My history with Mott’s Clamato goes back a while. Either because of some trend forces working their unseen magic or just from the luck of the draw, the Bloody Caesar was the most popular cocktail among my university friends. Everyone had preferred variations and personalised tweaks to the recipe.
The skepticism attached to beer cocktails can be summarized with one question: Who has ever walked into a bar and in that moment when he can choose anything said, “barkeep, what beer cocktails can you make me?” Sure, okay. If that’s the situation you want to envision the outcome will almost always be a bottle of beer, a glass of wine, a two-ingredient mixed drink, or maybe a selection from the menu of classic cocktails. Personally, I like beer cocktails – my cookbook has a chapter of recipes to make them – and I would like to see them made more often, but I will admit that I don’t know how popular they actually are. (more…)
Cook’s Illustrated has played a large role in my search for great recipes over the past five years. I have subscribed to the magazine for a long time; I have serveral of their cookbooks; and I have watched the PBS show a few times but I have to say that the best resource produced by the people behind Cook’s Illustrated is their online site. They have loaded the site with all of their magazine recipes; many of their cookbook recipes (possibly all); as well as the excellent equipment reviews. I’d now rather search here for a recipe than wade through the glut that google spits out.

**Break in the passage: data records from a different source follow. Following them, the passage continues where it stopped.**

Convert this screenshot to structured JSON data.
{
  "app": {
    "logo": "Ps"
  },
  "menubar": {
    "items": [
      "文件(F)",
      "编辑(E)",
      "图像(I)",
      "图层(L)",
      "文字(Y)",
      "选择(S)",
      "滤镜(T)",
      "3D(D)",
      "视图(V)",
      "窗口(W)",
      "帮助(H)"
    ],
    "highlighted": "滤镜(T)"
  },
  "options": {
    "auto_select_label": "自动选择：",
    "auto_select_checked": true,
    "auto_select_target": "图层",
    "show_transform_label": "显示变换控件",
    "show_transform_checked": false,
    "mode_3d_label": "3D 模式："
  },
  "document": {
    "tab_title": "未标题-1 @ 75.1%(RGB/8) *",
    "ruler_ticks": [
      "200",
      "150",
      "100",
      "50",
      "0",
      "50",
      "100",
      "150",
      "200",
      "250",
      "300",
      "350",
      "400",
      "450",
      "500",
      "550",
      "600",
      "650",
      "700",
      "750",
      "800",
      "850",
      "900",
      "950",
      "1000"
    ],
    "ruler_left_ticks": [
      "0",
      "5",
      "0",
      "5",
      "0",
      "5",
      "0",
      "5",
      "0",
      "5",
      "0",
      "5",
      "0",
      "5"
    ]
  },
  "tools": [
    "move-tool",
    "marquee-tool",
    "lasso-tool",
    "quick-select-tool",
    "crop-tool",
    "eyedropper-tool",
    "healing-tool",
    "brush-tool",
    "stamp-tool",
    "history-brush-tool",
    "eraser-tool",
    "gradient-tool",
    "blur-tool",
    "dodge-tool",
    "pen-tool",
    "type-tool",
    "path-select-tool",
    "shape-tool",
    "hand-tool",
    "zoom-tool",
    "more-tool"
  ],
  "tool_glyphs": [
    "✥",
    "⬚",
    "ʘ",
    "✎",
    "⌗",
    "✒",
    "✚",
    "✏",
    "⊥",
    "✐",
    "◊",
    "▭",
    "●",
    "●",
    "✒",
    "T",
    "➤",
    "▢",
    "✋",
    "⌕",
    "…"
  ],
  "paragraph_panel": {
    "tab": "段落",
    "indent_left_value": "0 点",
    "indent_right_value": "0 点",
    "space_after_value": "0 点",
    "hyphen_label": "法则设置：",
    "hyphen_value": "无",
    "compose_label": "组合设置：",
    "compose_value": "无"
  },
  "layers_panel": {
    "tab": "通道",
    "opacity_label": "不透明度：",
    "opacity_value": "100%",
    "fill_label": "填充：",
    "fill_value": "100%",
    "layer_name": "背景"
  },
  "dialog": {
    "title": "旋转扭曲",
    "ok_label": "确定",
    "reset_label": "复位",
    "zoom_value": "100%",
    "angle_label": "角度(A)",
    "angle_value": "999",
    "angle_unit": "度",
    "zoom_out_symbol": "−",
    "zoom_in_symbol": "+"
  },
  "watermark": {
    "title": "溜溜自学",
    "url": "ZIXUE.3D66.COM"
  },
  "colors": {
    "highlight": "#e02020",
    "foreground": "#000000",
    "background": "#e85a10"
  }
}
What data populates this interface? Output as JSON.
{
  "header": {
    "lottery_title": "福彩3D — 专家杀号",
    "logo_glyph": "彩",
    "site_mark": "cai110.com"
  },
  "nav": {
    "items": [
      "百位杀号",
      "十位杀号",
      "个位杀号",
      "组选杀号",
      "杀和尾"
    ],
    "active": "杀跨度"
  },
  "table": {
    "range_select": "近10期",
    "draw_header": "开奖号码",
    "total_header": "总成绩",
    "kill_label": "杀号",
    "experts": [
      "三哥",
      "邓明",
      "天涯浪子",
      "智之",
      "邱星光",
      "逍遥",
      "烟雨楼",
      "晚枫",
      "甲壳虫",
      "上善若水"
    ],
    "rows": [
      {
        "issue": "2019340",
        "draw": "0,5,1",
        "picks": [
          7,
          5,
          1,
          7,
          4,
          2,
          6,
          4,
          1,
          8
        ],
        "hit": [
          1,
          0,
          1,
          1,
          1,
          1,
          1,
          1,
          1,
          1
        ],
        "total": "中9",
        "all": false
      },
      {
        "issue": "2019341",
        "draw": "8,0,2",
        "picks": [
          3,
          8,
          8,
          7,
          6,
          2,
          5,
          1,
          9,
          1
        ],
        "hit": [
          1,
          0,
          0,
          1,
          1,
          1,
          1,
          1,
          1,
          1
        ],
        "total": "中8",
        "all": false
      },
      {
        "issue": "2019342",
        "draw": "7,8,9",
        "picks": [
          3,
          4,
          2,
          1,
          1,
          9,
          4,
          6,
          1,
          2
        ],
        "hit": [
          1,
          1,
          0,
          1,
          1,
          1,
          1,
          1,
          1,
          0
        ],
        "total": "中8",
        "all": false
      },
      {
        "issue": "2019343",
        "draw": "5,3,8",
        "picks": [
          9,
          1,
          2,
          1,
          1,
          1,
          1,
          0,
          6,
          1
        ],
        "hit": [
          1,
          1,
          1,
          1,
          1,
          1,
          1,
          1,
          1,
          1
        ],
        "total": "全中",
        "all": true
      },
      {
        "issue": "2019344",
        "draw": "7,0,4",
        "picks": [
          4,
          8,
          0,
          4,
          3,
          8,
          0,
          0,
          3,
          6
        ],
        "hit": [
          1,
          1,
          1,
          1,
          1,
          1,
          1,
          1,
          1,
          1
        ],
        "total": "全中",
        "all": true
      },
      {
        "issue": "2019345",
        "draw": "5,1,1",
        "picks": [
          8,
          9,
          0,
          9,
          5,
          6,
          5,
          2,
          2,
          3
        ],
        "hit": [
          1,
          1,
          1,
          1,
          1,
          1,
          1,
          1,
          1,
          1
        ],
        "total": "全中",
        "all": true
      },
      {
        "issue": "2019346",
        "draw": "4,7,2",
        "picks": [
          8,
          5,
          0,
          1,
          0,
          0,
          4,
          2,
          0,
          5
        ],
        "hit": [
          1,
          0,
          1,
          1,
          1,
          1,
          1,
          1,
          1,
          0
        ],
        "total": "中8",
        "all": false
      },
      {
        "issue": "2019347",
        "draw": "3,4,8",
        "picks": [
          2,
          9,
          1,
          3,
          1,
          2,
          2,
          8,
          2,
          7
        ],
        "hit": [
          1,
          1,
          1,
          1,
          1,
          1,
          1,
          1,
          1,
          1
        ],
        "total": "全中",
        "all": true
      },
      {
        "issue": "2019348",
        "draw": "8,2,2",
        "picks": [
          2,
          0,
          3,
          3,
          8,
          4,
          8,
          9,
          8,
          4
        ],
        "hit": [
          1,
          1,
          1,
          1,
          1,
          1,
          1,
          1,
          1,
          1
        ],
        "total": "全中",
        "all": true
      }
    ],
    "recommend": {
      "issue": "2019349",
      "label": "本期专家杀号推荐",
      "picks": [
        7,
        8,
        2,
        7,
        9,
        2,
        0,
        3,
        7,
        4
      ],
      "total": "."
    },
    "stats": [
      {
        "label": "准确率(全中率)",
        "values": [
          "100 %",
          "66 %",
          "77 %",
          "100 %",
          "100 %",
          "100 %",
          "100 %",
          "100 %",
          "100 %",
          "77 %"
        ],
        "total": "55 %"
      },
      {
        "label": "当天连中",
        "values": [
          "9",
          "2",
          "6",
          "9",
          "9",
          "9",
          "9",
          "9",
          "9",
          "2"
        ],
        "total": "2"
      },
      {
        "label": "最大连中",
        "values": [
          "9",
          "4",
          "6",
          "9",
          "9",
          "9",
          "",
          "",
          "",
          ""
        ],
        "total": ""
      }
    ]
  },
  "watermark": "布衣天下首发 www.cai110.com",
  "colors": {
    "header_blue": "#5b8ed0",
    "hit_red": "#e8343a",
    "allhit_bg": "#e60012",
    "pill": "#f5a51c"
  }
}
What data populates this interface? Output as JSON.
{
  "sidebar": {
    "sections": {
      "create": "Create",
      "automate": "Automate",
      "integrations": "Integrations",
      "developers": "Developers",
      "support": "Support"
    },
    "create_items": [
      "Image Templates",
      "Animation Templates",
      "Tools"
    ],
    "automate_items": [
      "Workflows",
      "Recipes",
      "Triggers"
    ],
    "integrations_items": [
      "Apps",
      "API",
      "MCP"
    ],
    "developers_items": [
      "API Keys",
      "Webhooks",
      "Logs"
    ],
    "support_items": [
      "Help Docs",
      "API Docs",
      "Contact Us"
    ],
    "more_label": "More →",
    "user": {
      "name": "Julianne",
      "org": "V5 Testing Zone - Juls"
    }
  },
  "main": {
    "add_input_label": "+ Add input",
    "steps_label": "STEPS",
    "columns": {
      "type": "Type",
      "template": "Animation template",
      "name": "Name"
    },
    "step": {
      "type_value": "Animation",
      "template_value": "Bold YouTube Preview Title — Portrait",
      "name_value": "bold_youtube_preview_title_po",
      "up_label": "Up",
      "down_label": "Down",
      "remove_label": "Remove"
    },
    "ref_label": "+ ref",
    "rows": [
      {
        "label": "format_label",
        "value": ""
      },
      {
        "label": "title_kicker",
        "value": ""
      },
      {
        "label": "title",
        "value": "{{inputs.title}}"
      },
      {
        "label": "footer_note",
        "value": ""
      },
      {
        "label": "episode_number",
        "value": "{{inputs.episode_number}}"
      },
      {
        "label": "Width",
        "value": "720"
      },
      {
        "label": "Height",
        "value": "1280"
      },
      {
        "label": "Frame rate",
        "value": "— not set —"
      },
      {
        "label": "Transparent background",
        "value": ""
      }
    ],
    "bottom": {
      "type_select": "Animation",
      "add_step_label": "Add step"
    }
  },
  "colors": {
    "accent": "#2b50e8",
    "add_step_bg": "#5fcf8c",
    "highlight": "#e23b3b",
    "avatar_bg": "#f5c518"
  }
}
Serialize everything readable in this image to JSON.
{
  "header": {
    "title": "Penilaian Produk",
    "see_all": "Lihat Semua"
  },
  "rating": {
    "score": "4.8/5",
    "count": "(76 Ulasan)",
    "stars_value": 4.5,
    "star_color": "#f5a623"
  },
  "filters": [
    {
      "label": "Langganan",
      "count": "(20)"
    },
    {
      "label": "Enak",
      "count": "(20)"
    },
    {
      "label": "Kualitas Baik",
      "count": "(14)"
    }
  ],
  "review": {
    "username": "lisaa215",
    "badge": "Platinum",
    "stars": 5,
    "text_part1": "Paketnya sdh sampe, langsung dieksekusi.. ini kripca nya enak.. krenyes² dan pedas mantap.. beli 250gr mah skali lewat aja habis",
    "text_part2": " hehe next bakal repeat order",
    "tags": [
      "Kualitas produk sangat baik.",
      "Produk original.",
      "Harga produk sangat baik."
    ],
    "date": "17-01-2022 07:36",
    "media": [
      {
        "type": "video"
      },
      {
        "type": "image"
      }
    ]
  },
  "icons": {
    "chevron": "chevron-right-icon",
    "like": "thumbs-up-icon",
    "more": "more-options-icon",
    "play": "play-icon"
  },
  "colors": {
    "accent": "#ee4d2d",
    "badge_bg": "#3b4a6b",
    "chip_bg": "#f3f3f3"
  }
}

The magazine still has some uses, though. For instance, I have turned six of the best back cover illustrations into kitchen wall decoration.